Panama City Roofing: Article About Roof Drains
Roof drains are part of the home's structure that allow liquid precipitation to flow off the roof's surface, through downspouts and away from the building's foundation. Different styles and types of roofs use different kinds of drainage equipment. Before a homeowner decides on what kind of draining system to install, it is important for them to understand the differences between each type. Other considerations for making this decision include the roof load, the roof's slope and local building codes. Panama City roofing services are able to help property owners sort through community requirements for rooftop draining systems to ensure that the proper amount of drainage is achieved.
Homes or garages with a flat roof or a slope of 2 percent or less require a specially designed flat roof drain system. The drains connect to the rain gutters using small diameter pipes. Roofers install the drains with protective covers that allow water to enter but keep out debris such as leaves and sticks.
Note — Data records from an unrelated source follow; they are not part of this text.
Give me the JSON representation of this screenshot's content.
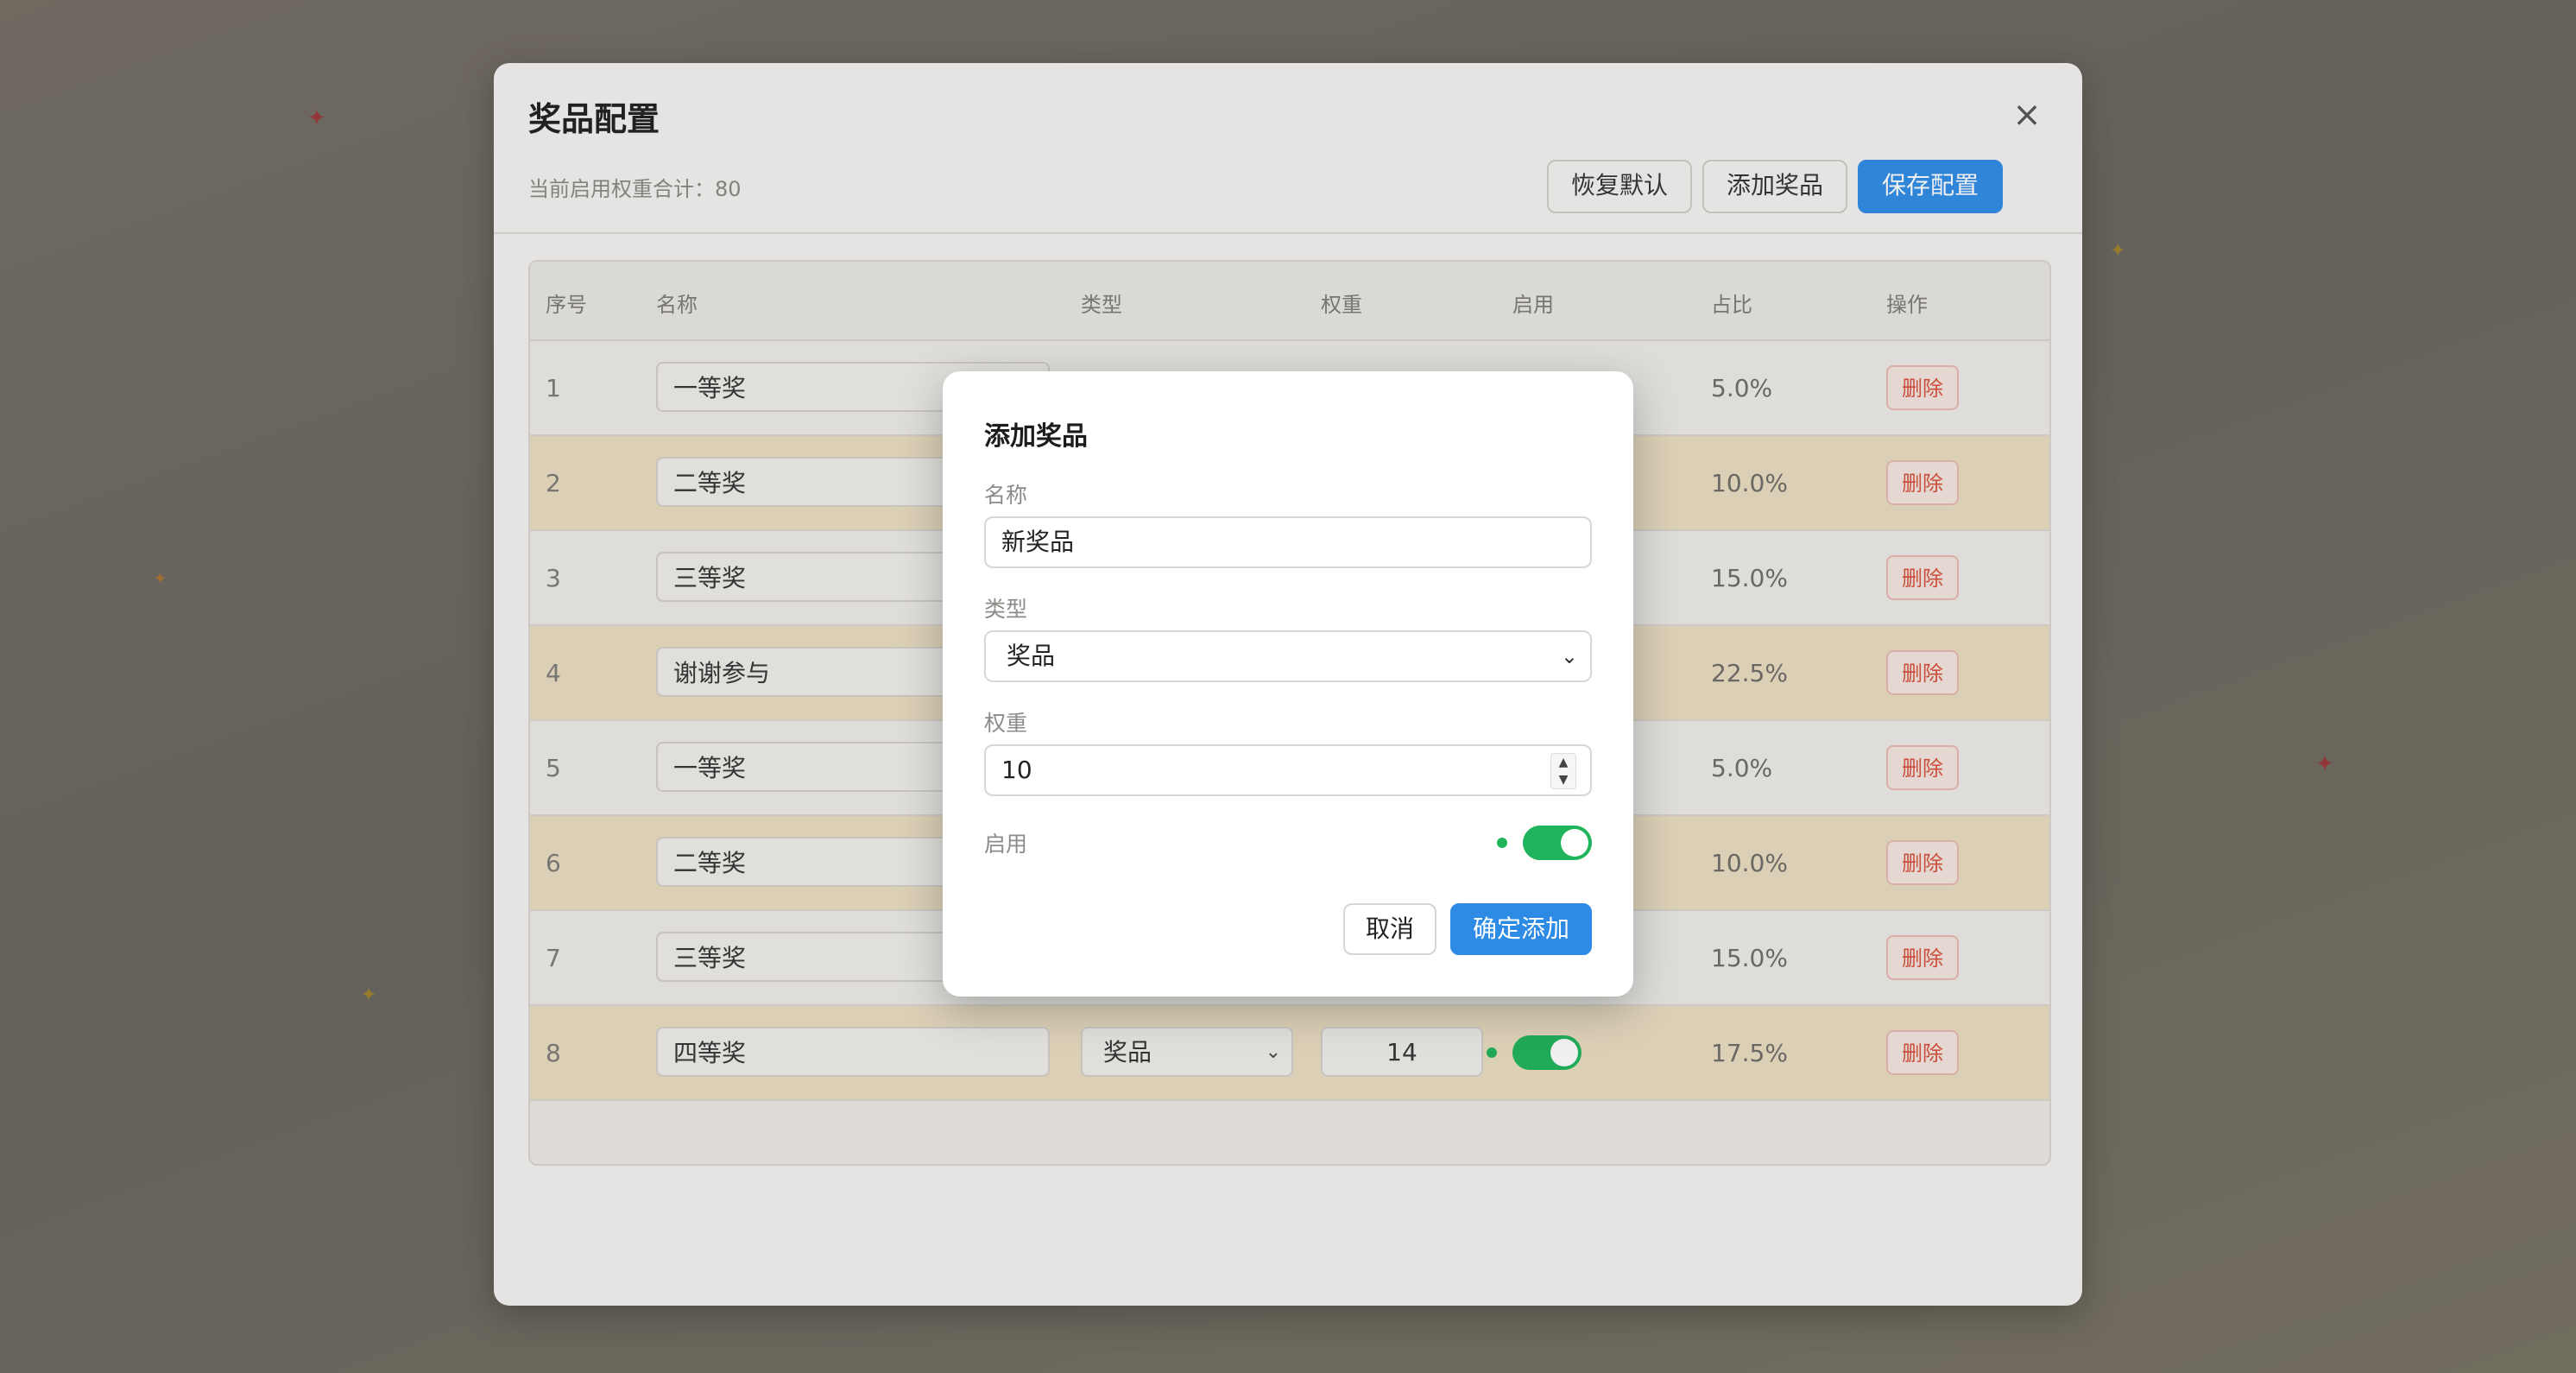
{
  "panel": {
    "title": "奖品配置",
    "weight_summary": "当前启用权重合计：80",
    "close_icon": "×",
    "buttons": {
      "reset": "恢复默认",
      "add": "添加奖品",
      "save": "保存配置"
    }
  },
  "table": {
    "headers": [
      "序号",
      "名称",
      "类型",
      "权重",
      "启用",
      "占比",
      "操作"
    ],
    "rows": [
      {
        "index": "1",
        "name": "一等奖",
        "percent": "5.0%",
        "action": "删除"
      },
      {
        "index": "2",
        "name": "二等奖",
        "percent": "10.0%",
        "action": "删除"
      },
      {
        "index": "3",
        "name": "三等奖",
        "percent": "15.0%",
        "action": "删除"
      },
      {
        "index": "4",
        "name": "谢谢参与",
        "percent": "22.5%",
        "action": "删除"
      },
      {
        "index": "5",
        "name": "一等奖",
        "percent": "5.0%",
        "action": "删除"
      },
      {
        "index": "6",
        "name": "二等奖",
        "percent": "10.0%",
        "action": "删除"
      },
      {
        "index": "7",
        "name": "三等奖",
        "percent": "15.0%",
        "action": "删除"
      },
      {
        "index": "8",
        "name": "四等奖",
        "type": "奖品",
        "weight": "14",
        "enabled": true,
        "percent": "17.5%",
        "action": "删除"
      }
    ]
  },
  "dialog": {
    "title": "添加奖品",
    "name_label": "名称",
    "name_value": "新奖品",
    "type_label": "类型",
    "type_value": "奖品",
    "weight_label": "权重",
    "weight_value": "10",
    "enabled_label": "启用",
    "enabled": true,
    "cancel": "取消",
    "confirm": "确定添加"
  },
  "colors": {
    "primary": "#2e8be5",
    "toggle_on": "#1fb35b",
    "danger": "#d6503a",
    "row_highlight": "#e9dcc0"
  }
}
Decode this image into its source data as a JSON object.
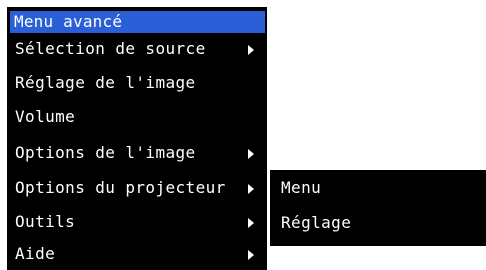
{
  "menu": {
    "title": "Menu avancé",
    "items": [
      {
        "label": "Sélection de source",
        "has_submenu": true
      },
      {
        "label": "Réglage de l'image",
        "has_submenu": false
      },
      {
        "label": "Volume",
        "has_submenu": false
      },
      {
        "label": "Options de l'image",
        "has_submenu": true
      },
      {
        "label": "Options du projecteur",
        "has_submenu": true
      },
      {
        "label": "Outils",
        "has_submenu": true
      },
      {
        "label": "Aide",
        "has_submenu": true
      }
    ]
  },
  "submenu": {
    "items": [
      {
        "label": "Menu"
      },
      {
        "label": "Réglage"
      }
    ]
  },
  "colors": {
    "menu_background": "#000000",
    "title_highlight": "#2a5fd8",
    "text": "#ffffff",
    "page_background": "#ffffff"
  },
  "icons": {
    "submenu_indicator": "triangle-right-icon"
  }
}
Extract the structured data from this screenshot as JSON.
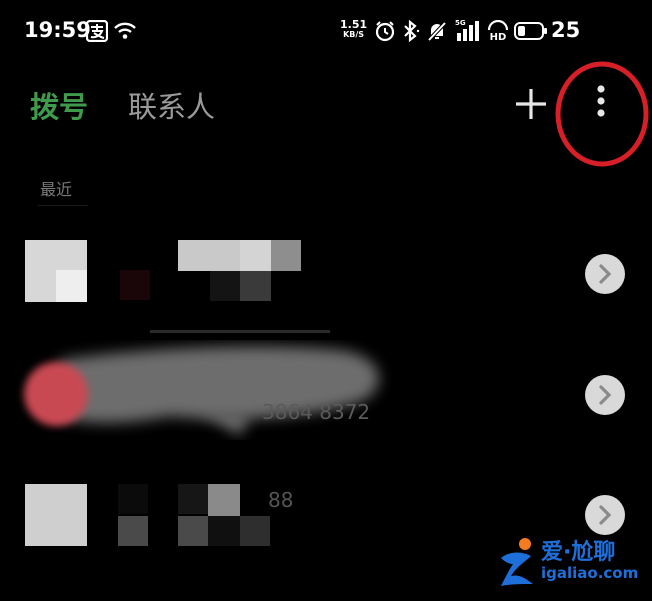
{
  "status_bar": {
    "time": "19:59",
    "speed_value": "1.51",
    "speed_unit": "KB/S",
    "network_label": "5G",
    "battery": "25",
    "icons": [
      "alipay-icon",
      "wifi-icon",
      "alarm-icon",
      "bluetooth-icon",
      "mute-icon",
      "signal-icon",
      "hd-icon",
      "battery-icon"
    ]
  },
  "tabs": {
    "dial": "拨号",
    "contacts": "联系人"
  },
  "toolbar": {
    "add_icon": "plus-icon",
    "menu_icon": "more-vert-icon",
    "highlight_color": "#d61f26"
  },
  "recent": {
    "label": "最近",
    "rows": [
      {
        "avatar_color": "#cfcfcf",
        "detail_icon": "chevron-right-icon"
      },
      {
        "avatar_color": "#c94a52",
        "number_partial": "3864 8372",
        "detail_icon": "chevron-right-icon"
      },
      {
        "avatar_color": "#cfcfcf",
        "number_partial": "88",
        "detail_icon": "chevron-right-icon"
      }
    ]
  },
  "watermark": {
    "title": "爱·尬聊",
    "url": "igaliao.com",
    "color": "#1e6fd9",
    "accent": "#f57b1f"
  },
  "colors": {
    "accent_green": "#3f9a4b",
    "background": "#000000"
  }
}
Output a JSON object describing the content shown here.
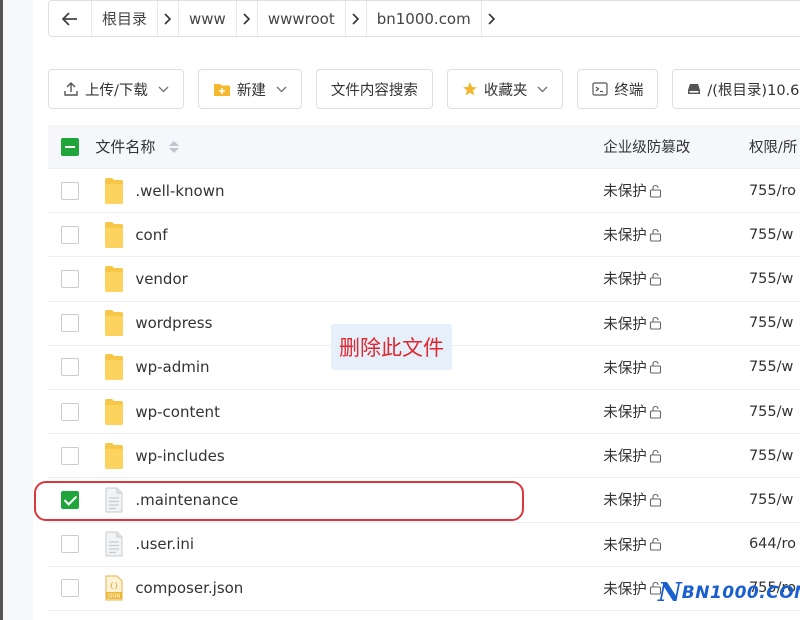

Another type of drain used on the rooftop of a home is a siphonic roof drain. This kind of drainage unit uses multiple inlets that all connect to a single drain leader.
A roofing professional from Art Construction of Panama City FL would be happy to answer any question you have about commercial roofing or windows.
The leader then flows into the horizontal rain gutters. These drains work on structures that have a roof with a 3 to 15 percent slope.
Most homes in the eastern half of the United States utilize a simple rain gutter system for draining water off the roof of the house. This system doesn't require that any drain openings be created on the rooftop. The gutters are installed horizontally at the edges of the roof. The water flows down the roof's sides by way of gravity. The water collects in the gutters and is drained into downspouts, which empty a few feet away from the home's foundation or are buried underground and connected to the stormwater drains.
As an alternative to draining the water away from a roof, some homeowners elect to build a green roofing system. This kind of roof is also referred to as a living roof. An extensive green roof consists of shallow layers of soil and short plants such as mosses, grasses or other sorts of groundcover. An intensive green roof requires significant infrastructure due to its weight, but it can also accommodate more water. The plants on this roof are typically taller and may even include edible foods such as fruits, vegetables and berry bushes.